*** Data records ***

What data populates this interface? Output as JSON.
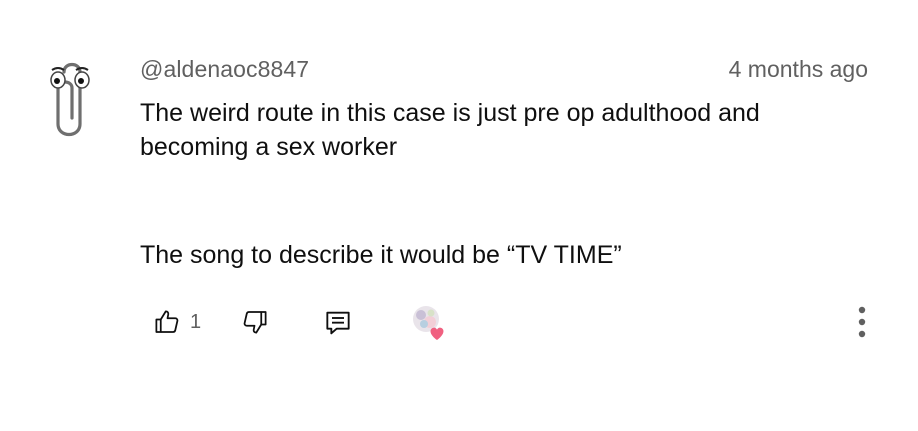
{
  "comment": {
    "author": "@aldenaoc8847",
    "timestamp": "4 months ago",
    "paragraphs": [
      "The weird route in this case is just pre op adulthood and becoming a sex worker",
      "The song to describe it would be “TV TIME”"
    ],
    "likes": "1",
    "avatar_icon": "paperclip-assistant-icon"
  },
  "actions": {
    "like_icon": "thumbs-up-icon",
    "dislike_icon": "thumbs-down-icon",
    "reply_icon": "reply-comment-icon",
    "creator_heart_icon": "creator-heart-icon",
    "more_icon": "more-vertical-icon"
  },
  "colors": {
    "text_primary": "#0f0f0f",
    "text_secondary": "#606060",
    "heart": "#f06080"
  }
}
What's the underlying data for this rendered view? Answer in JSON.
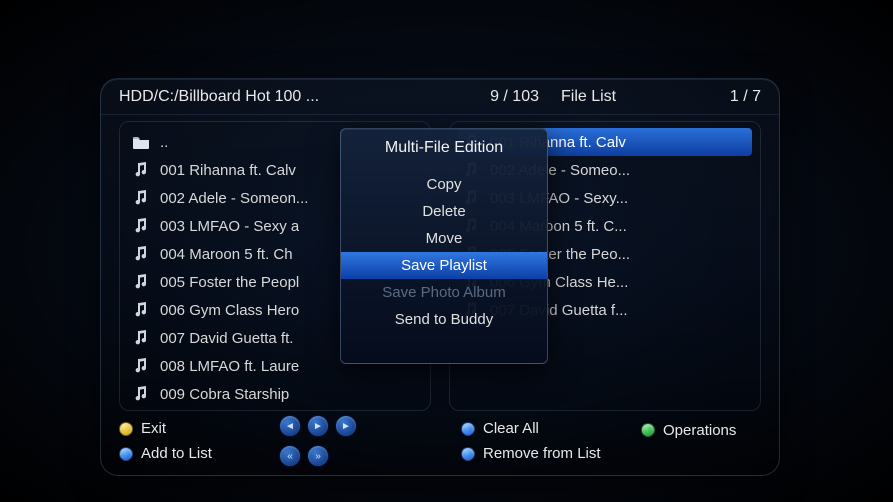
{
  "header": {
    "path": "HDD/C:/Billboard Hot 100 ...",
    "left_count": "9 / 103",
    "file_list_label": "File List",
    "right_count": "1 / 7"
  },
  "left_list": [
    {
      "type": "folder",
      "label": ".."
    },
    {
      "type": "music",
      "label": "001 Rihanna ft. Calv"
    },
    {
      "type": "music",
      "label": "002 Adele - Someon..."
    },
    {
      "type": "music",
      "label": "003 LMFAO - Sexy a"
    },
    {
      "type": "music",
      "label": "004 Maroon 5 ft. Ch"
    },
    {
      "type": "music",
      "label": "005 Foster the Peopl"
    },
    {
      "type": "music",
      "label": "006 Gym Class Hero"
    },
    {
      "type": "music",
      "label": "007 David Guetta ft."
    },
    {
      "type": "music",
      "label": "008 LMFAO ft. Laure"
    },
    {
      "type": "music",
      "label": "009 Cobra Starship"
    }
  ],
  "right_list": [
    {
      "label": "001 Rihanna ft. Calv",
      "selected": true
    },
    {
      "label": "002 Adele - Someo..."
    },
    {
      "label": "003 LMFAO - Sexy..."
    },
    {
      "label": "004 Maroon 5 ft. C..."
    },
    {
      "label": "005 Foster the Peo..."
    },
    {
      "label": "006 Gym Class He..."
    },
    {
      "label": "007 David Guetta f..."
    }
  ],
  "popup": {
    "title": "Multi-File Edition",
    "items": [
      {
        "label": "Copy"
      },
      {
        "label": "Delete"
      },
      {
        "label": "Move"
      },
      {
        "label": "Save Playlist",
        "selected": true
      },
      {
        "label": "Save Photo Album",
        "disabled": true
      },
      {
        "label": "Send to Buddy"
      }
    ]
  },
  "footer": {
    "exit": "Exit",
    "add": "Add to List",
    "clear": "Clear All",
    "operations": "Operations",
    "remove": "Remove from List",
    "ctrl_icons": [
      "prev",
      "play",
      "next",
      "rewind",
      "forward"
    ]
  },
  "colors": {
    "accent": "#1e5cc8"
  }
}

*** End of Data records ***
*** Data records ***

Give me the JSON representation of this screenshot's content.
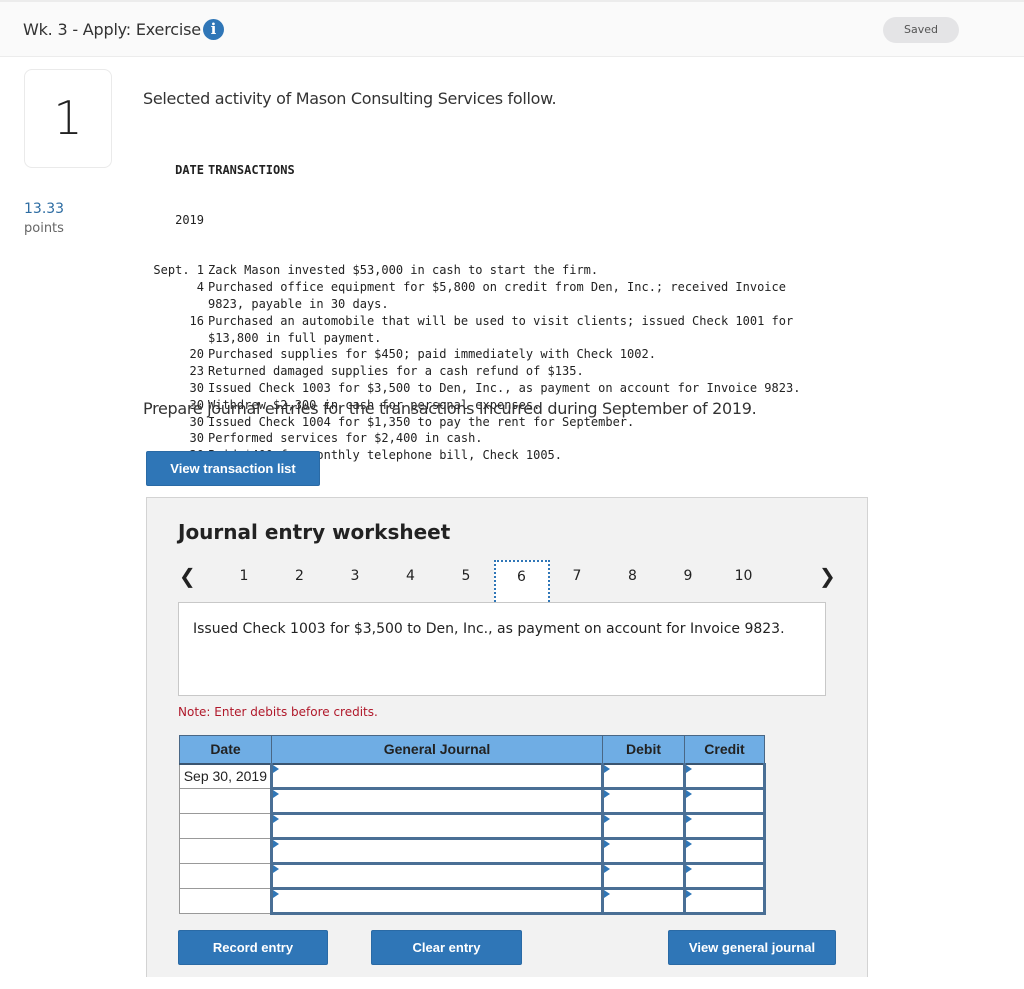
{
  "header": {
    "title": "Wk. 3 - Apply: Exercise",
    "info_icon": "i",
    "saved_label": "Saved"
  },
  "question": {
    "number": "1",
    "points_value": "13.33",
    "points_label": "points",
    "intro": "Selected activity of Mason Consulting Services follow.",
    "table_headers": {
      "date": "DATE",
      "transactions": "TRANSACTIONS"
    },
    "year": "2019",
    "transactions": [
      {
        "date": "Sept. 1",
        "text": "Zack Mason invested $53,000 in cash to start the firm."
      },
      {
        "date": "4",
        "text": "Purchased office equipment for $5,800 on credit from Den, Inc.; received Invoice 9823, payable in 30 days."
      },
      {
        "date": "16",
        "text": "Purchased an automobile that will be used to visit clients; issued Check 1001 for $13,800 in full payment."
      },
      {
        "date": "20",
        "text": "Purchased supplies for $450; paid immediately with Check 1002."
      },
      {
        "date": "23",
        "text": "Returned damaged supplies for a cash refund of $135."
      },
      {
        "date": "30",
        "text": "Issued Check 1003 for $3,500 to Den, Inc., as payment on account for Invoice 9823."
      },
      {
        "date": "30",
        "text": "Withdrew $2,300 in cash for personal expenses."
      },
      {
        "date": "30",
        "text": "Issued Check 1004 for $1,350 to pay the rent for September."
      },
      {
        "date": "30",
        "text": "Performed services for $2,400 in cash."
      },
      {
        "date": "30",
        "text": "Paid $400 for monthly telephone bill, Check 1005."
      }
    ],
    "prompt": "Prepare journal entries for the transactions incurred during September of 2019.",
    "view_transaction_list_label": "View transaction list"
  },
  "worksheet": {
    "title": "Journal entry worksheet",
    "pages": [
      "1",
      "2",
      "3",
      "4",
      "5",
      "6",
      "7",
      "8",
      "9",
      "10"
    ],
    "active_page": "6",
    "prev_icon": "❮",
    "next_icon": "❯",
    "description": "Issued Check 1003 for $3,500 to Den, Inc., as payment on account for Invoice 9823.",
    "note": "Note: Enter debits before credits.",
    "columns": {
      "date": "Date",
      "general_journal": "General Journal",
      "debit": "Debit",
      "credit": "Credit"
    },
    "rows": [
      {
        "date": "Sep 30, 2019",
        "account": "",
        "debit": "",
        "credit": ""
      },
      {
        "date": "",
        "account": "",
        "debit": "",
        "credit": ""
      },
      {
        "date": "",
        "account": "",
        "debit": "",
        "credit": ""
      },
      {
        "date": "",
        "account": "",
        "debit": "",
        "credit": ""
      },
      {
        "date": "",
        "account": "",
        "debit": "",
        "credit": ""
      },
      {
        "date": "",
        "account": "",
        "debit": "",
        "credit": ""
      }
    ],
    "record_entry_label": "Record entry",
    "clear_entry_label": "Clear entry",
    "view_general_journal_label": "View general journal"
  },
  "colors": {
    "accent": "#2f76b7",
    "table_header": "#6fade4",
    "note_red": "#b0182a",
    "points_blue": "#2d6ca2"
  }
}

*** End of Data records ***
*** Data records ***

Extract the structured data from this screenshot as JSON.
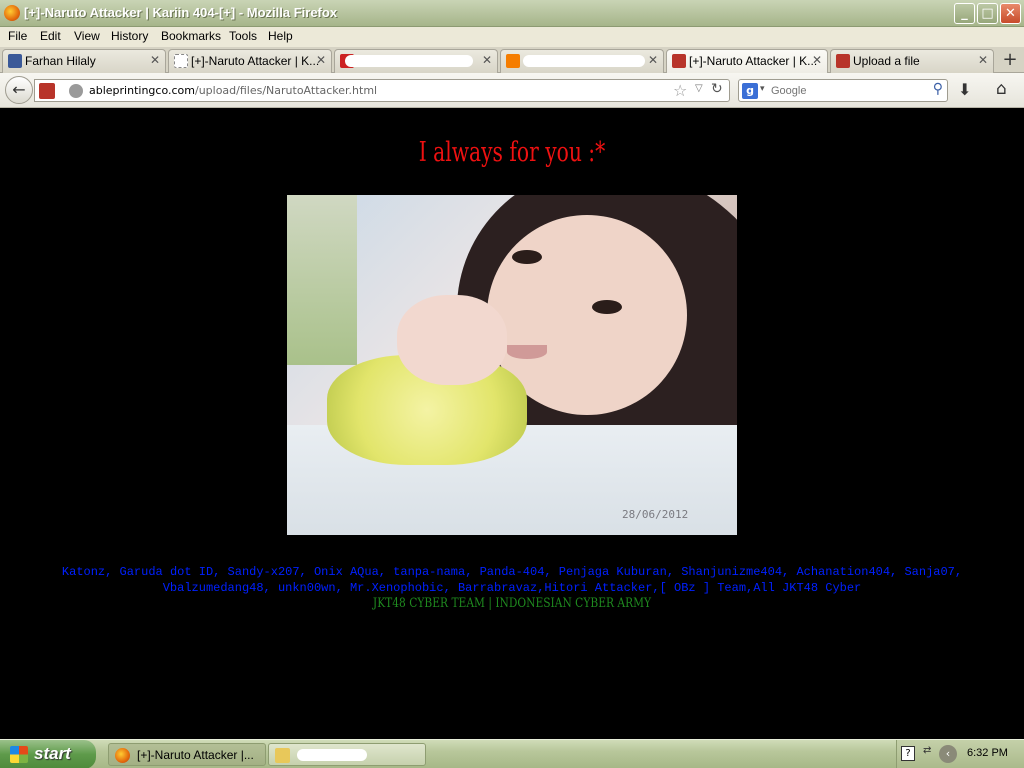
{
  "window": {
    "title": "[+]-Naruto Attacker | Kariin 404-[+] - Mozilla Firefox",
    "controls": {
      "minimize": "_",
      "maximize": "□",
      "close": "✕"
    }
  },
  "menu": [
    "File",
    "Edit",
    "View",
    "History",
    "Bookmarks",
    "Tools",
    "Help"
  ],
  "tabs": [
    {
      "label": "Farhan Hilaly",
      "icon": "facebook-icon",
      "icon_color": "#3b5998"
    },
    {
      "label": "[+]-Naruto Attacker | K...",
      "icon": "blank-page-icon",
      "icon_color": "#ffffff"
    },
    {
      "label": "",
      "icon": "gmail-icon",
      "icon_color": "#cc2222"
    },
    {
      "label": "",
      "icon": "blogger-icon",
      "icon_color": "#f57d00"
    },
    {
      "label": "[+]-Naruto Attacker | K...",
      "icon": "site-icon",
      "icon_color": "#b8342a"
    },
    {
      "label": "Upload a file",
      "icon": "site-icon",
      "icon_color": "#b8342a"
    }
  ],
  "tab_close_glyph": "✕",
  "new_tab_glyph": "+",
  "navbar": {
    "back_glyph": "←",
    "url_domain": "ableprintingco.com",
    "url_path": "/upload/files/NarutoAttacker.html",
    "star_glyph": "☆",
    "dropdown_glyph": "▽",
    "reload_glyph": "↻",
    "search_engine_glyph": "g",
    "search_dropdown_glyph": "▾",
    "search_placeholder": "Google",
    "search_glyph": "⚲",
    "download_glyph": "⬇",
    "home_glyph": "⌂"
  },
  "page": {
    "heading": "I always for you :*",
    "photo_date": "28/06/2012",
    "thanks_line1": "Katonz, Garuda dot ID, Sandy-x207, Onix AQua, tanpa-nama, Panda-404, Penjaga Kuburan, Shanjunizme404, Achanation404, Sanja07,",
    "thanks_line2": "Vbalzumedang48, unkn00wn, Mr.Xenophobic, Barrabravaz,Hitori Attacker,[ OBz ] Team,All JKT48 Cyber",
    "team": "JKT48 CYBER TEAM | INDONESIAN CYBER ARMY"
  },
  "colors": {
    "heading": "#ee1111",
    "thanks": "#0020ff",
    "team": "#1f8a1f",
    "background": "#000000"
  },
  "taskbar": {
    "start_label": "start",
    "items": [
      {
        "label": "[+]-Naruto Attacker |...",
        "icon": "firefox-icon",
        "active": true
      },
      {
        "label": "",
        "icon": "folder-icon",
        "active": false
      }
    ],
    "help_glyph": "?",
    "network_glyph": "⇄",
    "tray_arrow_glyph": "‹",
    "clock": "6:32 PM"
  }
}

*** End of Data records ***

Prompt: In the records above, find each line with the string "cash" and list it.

The answer:
        "text": "Zack Mason invested $53,000 in cash to start the firm."
        "text": "Returned damaged supplies for a cash refund of $135."
        "text": "Withdrew $2,300 in cash for personal expenses."
        "text": "Performed services for $2,400 in cash."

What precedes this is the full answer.